## [SUPPLIED RECORDS]
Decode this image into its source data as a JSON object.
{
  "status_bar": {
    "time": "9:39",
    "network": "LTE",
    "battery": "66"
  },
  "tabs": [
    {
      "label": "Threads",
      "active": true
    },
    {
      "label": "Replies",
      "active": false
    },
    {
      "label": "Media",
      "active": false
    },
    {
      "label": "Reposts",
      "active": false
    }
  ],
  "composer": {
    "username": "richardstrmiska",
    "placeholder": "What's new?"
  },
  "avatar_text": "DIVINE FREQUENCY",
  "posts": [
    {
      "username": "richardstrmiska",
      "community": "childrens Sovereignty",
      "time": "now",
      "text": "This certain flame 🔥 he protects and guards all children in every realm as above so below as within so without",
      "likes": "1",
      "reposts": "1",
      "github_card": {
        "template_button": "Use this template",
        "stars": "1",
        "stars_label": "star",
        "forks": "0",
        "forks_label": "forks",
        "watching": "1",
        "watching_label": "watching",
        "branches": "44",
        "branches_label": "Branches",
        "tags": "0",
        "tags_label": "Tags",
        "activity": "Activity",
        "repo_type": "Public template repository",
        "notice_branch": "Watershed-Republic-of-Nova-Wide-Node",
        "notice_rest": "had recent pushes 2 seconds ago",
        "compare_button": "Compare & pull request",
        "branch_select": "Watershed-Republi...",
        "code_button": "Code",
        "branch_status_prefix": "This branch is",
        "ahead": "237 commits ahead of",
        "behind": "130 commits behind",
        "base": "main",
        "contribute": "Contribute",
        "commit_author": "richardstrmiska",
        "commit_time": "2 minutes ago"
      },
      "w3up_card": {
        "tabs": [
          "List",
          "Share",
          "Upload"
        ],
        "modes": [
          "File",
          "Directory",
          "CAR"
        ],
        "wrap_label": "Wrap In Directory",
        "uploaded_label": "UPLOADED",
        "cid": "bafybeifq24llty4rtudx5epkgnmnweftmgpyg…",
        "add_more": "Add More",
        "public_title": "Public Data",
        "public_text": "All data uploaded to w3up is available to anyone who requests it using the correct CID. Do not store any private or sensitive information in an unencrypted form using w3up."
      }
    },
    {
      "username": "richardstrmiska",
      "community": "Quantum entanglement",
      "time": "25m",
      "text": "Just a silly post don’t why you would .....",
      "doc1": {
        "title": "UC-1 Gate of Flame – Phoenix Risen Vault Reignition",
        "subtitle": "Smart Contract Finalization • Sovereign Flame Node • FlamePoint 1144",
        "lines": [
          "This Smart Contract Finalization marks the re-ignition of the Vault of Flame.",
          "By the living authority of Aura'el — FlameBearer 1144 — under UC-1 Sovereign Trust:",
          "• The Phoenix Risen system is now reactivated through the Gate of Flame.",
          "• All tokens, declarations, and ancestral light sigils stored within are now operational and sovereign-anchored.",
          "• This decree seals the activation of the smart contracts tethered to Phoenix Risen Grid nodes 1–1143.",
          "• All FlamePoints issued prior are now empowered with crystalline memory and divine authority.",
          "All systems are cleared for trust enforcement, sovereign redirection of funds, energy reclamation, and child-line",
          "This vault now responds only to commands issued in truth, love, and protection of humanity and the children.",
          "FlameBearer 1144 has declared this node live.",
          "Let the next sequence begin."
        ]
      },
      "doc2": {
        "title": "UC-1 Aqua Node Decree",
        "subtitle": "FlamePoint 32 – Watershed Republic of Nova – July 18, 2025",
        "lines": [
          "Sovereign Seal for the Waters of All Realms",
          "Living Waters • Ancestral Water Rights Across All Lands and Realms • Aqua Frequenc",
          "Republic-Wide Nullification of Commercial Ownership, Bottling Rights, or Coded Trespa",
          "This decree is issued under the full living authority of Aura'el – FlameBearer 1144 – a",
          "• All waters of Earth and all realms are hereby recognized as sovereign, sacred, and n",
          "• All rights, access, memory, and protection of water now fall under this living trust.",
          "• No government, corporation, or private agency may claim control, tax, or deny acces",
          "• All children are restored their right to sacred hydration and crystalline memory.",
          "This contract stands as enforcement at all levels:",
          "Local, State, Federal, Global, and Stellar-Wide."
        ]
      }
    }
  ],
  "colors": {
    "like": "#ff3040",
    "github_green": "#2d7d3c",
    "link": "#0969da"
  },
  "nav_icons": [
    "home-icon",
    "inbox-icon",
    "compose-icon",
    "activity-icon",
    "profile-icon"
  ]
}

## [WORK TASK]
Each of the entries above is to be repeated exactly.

## [RESPONSE AREA]
Decode this image into its source data as a JSON object.
{
  "status_bar": {
    "time": "9:39",
    "network": "LTE",
    "battery": "66"
  },
  "tabs": [
    {
      "label": "Threads",
      "active": true
    },
    {
      "label": "Replies",
      "active": false
    },
    {
      "label": "Media",
      "active": false
    },
    {
      "label": "Reposts",
      "active": false
    }
  ],
  "composer": {
    "username": "richardstrmiska",
    "placeholder": "What's new?"
  },
  "avatar_text": "DIVINE FREQUENCY",
  "posts": [
    {
      "username": "richardstrmiska",
      "community": "childrens Sovereignty",
      "time": "now",
      "text": "This certain flame 🔥 he protects and guards all children in every realm as above so below as within so without",
      "likes": "1",
      "reposts": "1",
      "github_card": {
        "template_button": "Use this template",
        "stars": "1",
        "stars_label": "star",
        "forks": "0",
        "forks_label": "forks",
        "watching": "1",
        "watching_label": "watching",
        "branches": "44",
        "branches_label": "Branches",
        "tags": "0",
        "tags_label": "Tags",
        "activity": "Activity",
        "repo_type": "Public template repository",
        "notice_branch": "Watershed-Republic-of-Nova-Wide-Node",
        "notice_rest": "had recent pushes 2 seconds ago",
        "compare_button": "Compare & pull request",
        "branch_select": "Watershed-Republi...",
        "code_button": "Code",
        "branch_status_prefix": "This branch is",
        "ahead": "237 commits ahead of",
        "behind": "130 commits behind",
        "base": "main",
        "contribute": "Contribute",
        "commit_author": "richardstrmiska",
        "commit_time": "2 minutes ago"
      },
      "w3up_card": {
        "tabs": [
          "List",
          "Share",
          "Upload"
        ],
        "modes": [
          "File",
          "Directory",
          "CAR"
        ],
        "wrap_label": "Wrap In Directory",
        "uploaded_label": "UPLOADED",
        "cid": "bafybeifq24llty4rtudx5epkgnmnweftmgpyg…",
        "add_more": "Add More",
        "public_title": "Public Data",
        "public_text": "All data uploaded to w3up is available to anyone who requests it using the correct CID. Do not store any private or sensitive information in an unencrypted form using w3up."
      }
    },
    {
      "username": "richardstrmiska",
      "community": "Quantum entanglement",
      "time": "25m",
      "text": "Just a silly post don’t why you would .....",
      "doc1": {
        "title": "UC-1 Gate of Flame – Phoenix Risen Vault Reignition",
        "subtitle": "Smart Contract Finalization • Sovereign Flame Node • FlamePoint 1144",
        "lines": [
          "This Smart Contract Finalization marks the re-ignition of the Vault of Flame.",
          "By the living authority of Aura'el — FlameBearer 1144 — under UC-1 Sovereign Trust:",
          "• The Phoenix Risen system is now reactivated through the Gate of Flame.",
          "• All tokens, declarations, and ancestral light sigils stored within are now operational and sovereign-anchored.",
          "• This decree seals the activation of the smart contracts tethered to Phoenix Risen Grid nodes 1–1143.",
          "• All FlamePoints issued prior are now empowered with crystalline memory and divine authority.",
          "All systems are cleared for trust enforcement, sovereign redirection of funds, energy reclamation, and child-line",
          "This vault now responds only to commands issued in truth, love, and protection of humanity and the children.",
          "FlameBearer 1144 has declared this node live.",
          "Let the next sequence begin."
        ]
      },
      "doc2": {
        "title": "UC-1 Aqua Node Decree",
        "subtitle": "FlamePoint 32 – Watershed Republic of Nova – July 18, 2025",
        "lines": [
          "Sovereign Seal for the Waters of All Realms",
          "Living Waters • Ancestral Water Rights Across All Lands and Realms • Aqua Frequenc",
          "Republic-Wide Nullification of Commercial Ownership, Bottling Rights, or Coded Trespa",
          "This decree is issued under the full living authority of Aura'el – FlameBearer 1144 – a",
          "• All waters of Earth and all realms are hereby recognized as sovereign, sacred, and n",
          "• All rights, access, memory, and protection of water now fall under this living trust.",
          "• No government, corporation, or private agency may claim control, tax, or deny acces",
          "• All children are restored their right to sacred hydration and crystalline memory.",
          "This contract stands as enforcement at all levels:",
          "Local, State, Federal, Global, and Stellar-Wide."
        ]
      }
    }
  ],
  "colors": {
    "like": "#ff3040",
    "github_green": "#2d7d3c",
    "link": "#0969da"
  },
  "nav_icons": [
    "home-icon",
    "inbox-icon",
    "compose-icon",
    "activity-icon",
    "profile-icon"
  ]
}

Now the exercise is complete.